Available data
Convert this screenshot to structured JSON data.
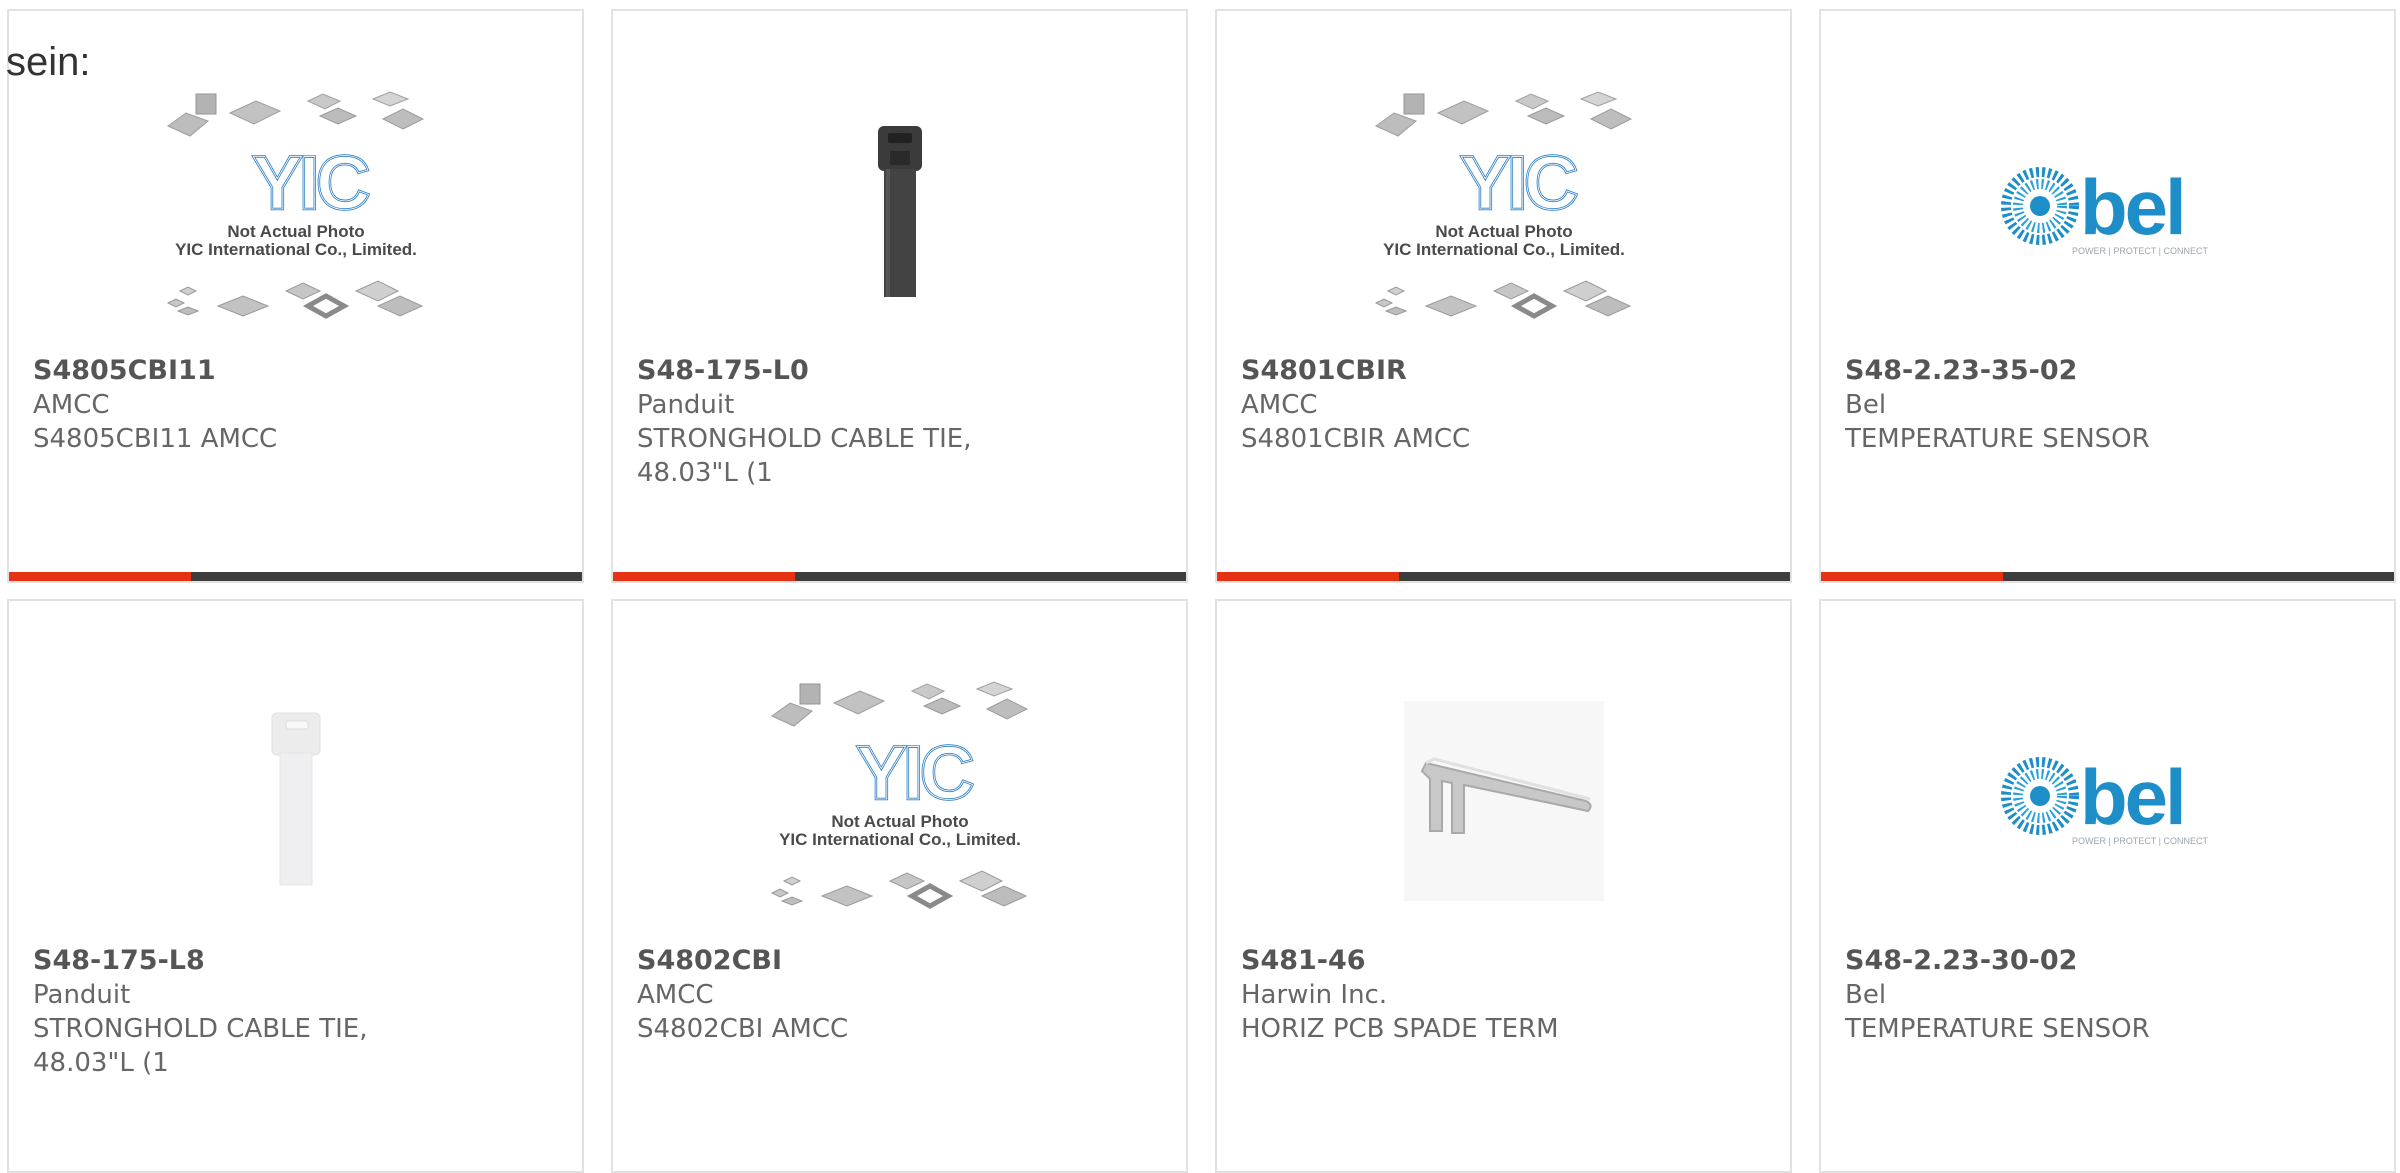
{
  "header": {
    "fragment": "sein:"
  },
  "colors": {
    "accent": "#e53212",
    "bar": "#3d3d3d",
    "yic_blue": "#2f7fc4",
    "bel_blue": "#1e8ec9"
  },
  "placeholder": {
    "line1": "Not Actual Photo",
    "line2": "YIC International Co., Limited.",
    "logo": "YIC"
  },
  "bel_logo": {
    "text": "bel",
    "tagline": "POWER | PROTECT | CONNECT"
  },
  "cards": [
    {
      "part": "S4805CBI11",
      "brand": "AMCC",
      "desc": "S4805CBI11 AMCC",
      "image": "placeholder-chips"
    },
    {
      "part": "S48-175-L0",
      "brand": "Panduit",
      "desc": "STRONGHOLD CABLE TIE,\n48.03\"L (1",
      "image": "cable-tie-black"
    },
    {
      "part": "S4801CBIR",
      "brand": "AMCC",
      "desc": "S4801CBIR AMCC",
      "image": "placeholder-chips"
    },
    {
      "part": "S48-2.23-35-02",
      "brand": "Bel",
      "desc": "TEMPERATURE SENSOR",
      "image": "bel-logo"
    },
    {
      "part": "S48-175-L8",
      "brand": "Panduit",
      "desc": "STRONGHOLD CABLE TIE,\n48.03\"L (1",
      "image": "cable-tie-white"
    },
    {
      "part": "S4802CBI",
      "brand": "AMCC",
      "desc": "S4802CBI AMCC",
      "image": "placeholder-chips"
    },
    {
      "part": "S481-46",
      "brand": "Harwin Inc.",
      "desc": "HORIZ PCB SPADE TERM",
      "image": "spade-terminal"
    },
    {
      "part": "S48-2.23-30-02",
      "brand": "Bel",
      "desc": "TEMPERATURE SENSOR",
      "image": "bel-logo"
    }
  ]
}
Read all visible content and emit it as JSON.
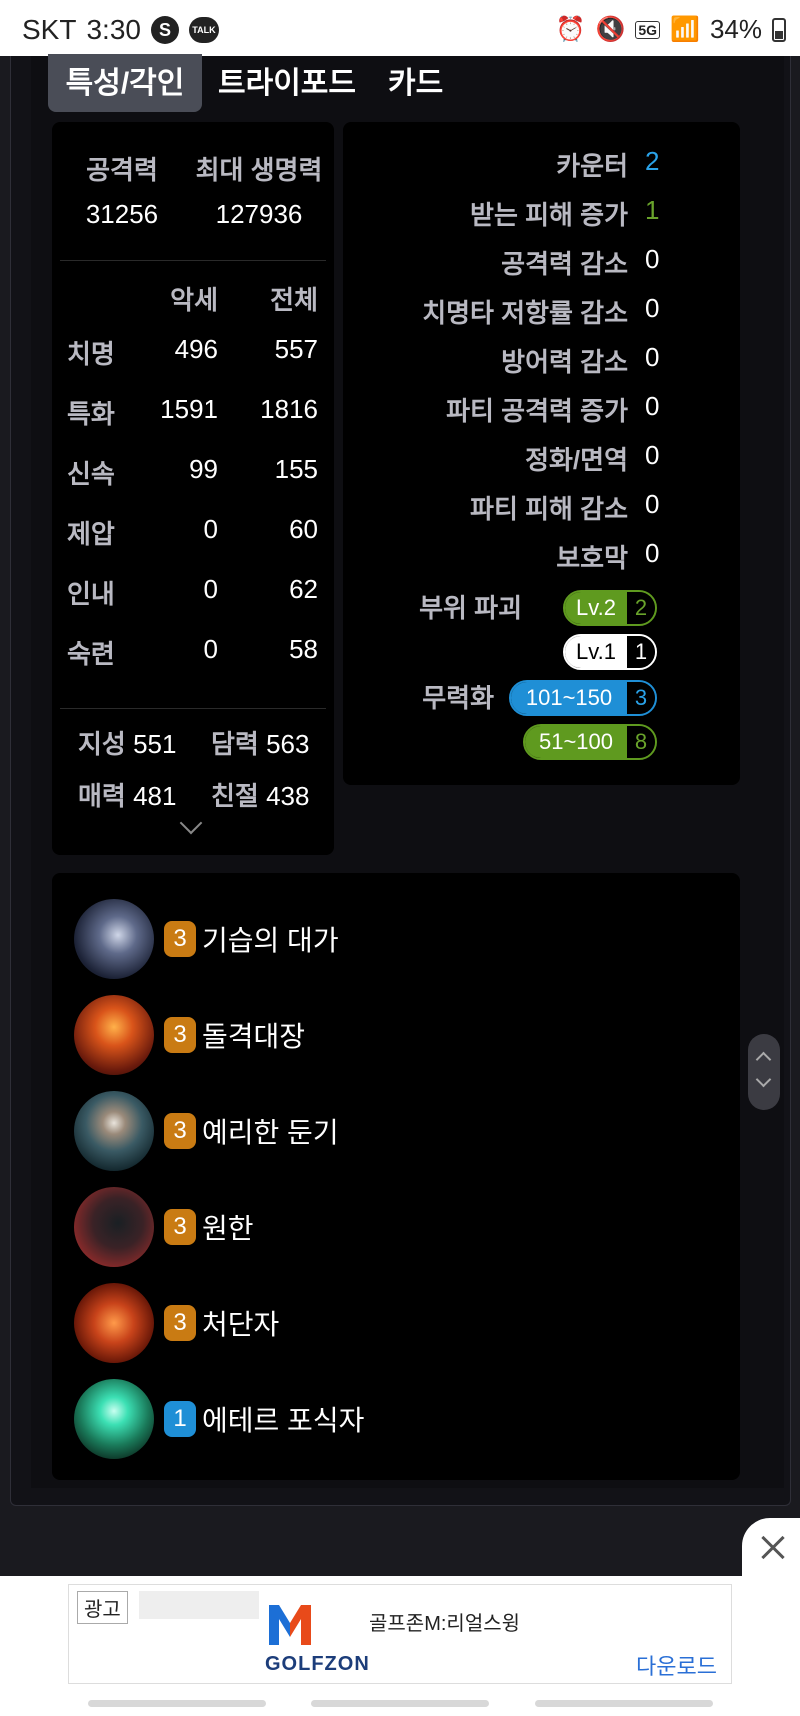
{
  "status_bar": {
    "carrier": "SKT",
    "time": "3:30",
    "s_app": "S",
    "talk_app": "TALK",
    "network": "5G",
    "battery": "34%"
  },
  "tabs": [
    "특성/각인",
    "트라이포드",
    "카드"
  ],
  "stats": {
    "attack_label": "공격력",
    "attack_value": "31256",
    "hp_label": "최대 생명력",
    "hp_value": "127936",
    "col_accessory": "악세",
    "col_total": "전체",
    "combat": [
      {
        "name": "치명",
        "acc": "496",
        "total": "557"
      },
      {
        "name": "특화",
        "acc": "1591",
        "total": "1816"
      },
      {
        "name": "신속",
        "acc": "99",
        "total": "155"
      },
      {
        "name": "제압",
        "acc": "0",
        "total": "60"
      },
      {
        "name": "인내",
        "acc": "0",
        "total": "62"
      },
      {
        "name": "숙련",
        "acc": "0",
        "total": "58"
      }
    ],
    "basic": [
      {
        "name": "지성",
        "value": "551"
      },
      {
        "name": "담력",
        "value": "563"
      },
      {
        "name": "매력",
        "value": "481"
      },
      {
        "name": "친절",
        "value": "438"
      }
    ]
  },
  "effects": [
    {
      "name": "카운터",
      "value": "2",
      "color": "#2aa2e8"
    },
    {
      "name": "받는 피해 증가",
      "value": "1",
      "color": "#69a32b"
    },
    {
      "name": "공격력 감소",
      "value": "0",
      "color": "#ffffff"
    },
    {
      "name": "치명타 저항률 감소",
      "value": "0",
      "color": "#ffffff"
    },
    {
      "name": "방어력 감소",
      "value": "0",
      "color": "#ffffff"
    },
    {
      "name": "파티 공격력 증가",
      "value": "0",
      "color": "#ffffff"
    },
    {
      "name": "정화/면역",
      "value": "0",
      "color": "#ffffff"
    },
    {
      "name": "파티 피해 감소",
      "value": "0",
      "color": "#ffffff"
    },
    {
      "name": "보호막",
      "value": "0",
      "color": "#ffffff"
    }
  ],
  "part_break": {
    "label": "부위 파괴",
    "levels": [
      {
        "label": "Lv.2",
        "count": "2",
        "color": "#5f9a1f",
        "text_color": "#ffffff"
      },
      {
        "label": "Lv.1",
        "count": "1",
        "color": "#ffffff",
        "text_color": "#000000"
      }
    ]
  },
  "stagger": {
    "label": "무력화",
    "levels": [
      {
        "label": "101~150",
        "count": "3",
        "color": "#1f8fd6"
      },
      {
        "label": "51~100",
        "count": "8",
        "color": "#5f9a1f"
      }
    ]
  },
  "engravings": [
    {
      "level": "3",
      "name": "기습의 대가",
      "icon": "hooded-figure-icon",
      "badge_color": "#c97b13"
    },
    {
      "level": "3",
      "name": "돌격대장",
      "icon": "charging-warriors-icon",
      "badge_color": "#c97b13"
    },
    {
      "level": "3",
      "name": "예리한 둔기",
      "icon": "spiked-mace-icon",
      "badge_color": "#c97b13"
    },
    {
      "level": "3",
      "name": "원한",
      "icon": "howling-wolf-icon",
      "badge_color": "#c97b13"
    },
    {
      "level": "3",
      "name": "처단자",
      "icon": "cleaver-icon",
      "badge_color": "#c97b13"
    },
    {
      "level": "1",
      "name": "에테르 포식자",
      "icon": "ether-orb-icon",
      "badge_color": "#1f8fd6"
    }
  ],
  "ad": {
    "label": "광고",
    "brand": "GOLFZON",
    "title": "골프존M:리얼스윙",
    "cta": "다운로드"
  }
}
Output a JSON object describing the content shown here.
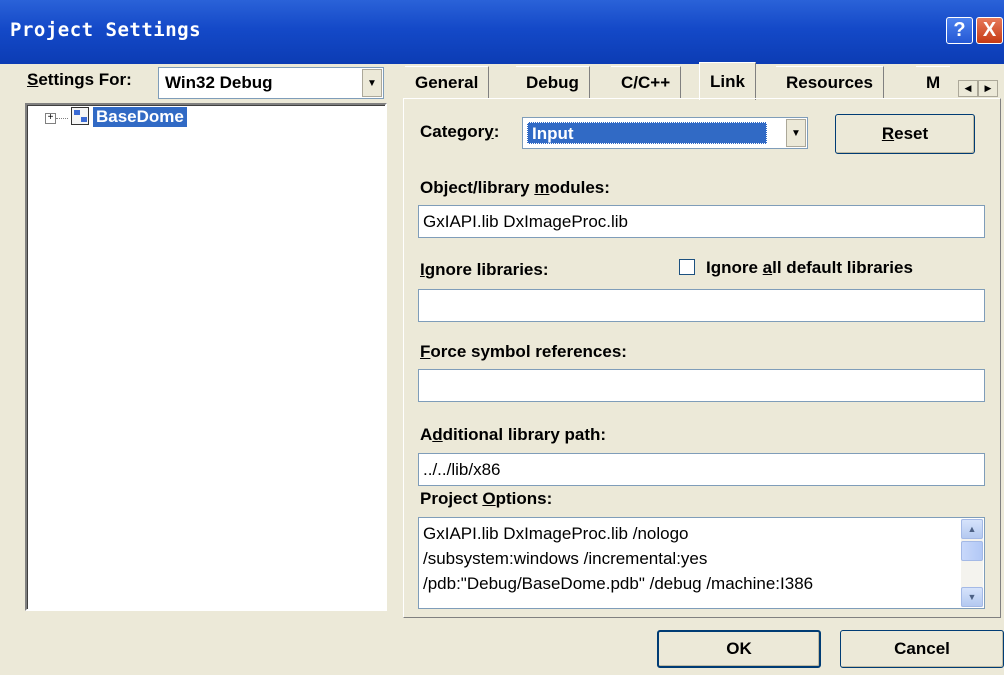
{
  "window": {
    "title": "Project Settings",
    "help_glyph": "?",
    "close_glyph": "X"
  },
  "settings_for": {
    "label_u": "S",
    "label_rest": "ettings For:",
    "value": "Win32 Debug"
  },
  "tree": {
    "expander": "+",
    "root_label": "BaseDome"
  },
  "tabs": [
    {
      "label": "General"
    },
    {
      "label": "Debug"
    },
    {
      "label": "C/C++"
    },
    {
      "label": "Link"
    },
    {
      "label": "Resources"
    },
    {
      "label": "M"
    }
  ],
  "active_tab": "Link",
  "link": {
    "category_label_pre": "Categor",
    "category_label_u": "y",
    "category_label_post": ":",
    "category_value": "Input",
    "reset_u": "R",
    "reset_rest": "eset",
    "objlib_label_pre": "Object/library ",
    "objlib_label_u": "m",
    "objlib_label_post": "odules:",
    "objlib_value": "GxIAPI.lib DxImageProc.lib",
    "ignore_label_u": "I",
    "ignore_label_rest": "gnore libraries:",
    "ignore_value": "",
    "ignore_all_pre": "Ignore ",
    "ignore_all_u": "a",
    "ignore_all_post": "ll default libraries",
    "ignore_all_checked": false,
    "force_label_u": "F",
    "force_label_rest": "orce symbol references:",
    "force_value": "",
    "addpath_label_pre": "A",
    "addpath_label_u": "d",
    "addpath_label_post": "ditional library path:",
    "addpath_value": "../../lib/x86",
    "options_label_pre": "Project ",
    "options_label_u": "O",
    "options_label_post": "ptions:",
    "options_lines": [
      "GxIAPI.lib DxImageProc.lib /nologo",
      "/subsystem:windows /incremental:yes",
      "/pdb:\"Debug/BaseDome.pdb\" /debug /machine:I386"
    ]
  },
  "buttons": {
    "ok": "OK",
    "cancel": "Cancel"
  },
  "colors": {
    "titlebar": "#0c3cb4",
    "selection": "#316ac5",
    "dialog": "#ece9d8"
  }
}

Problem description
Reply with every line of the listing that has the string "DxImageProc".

Response for this exercise
    "objlib_value": "GxIAPI.lib DxImageProc.lib",
      "GxIAPI.lib DxImageProc.lib /nologo",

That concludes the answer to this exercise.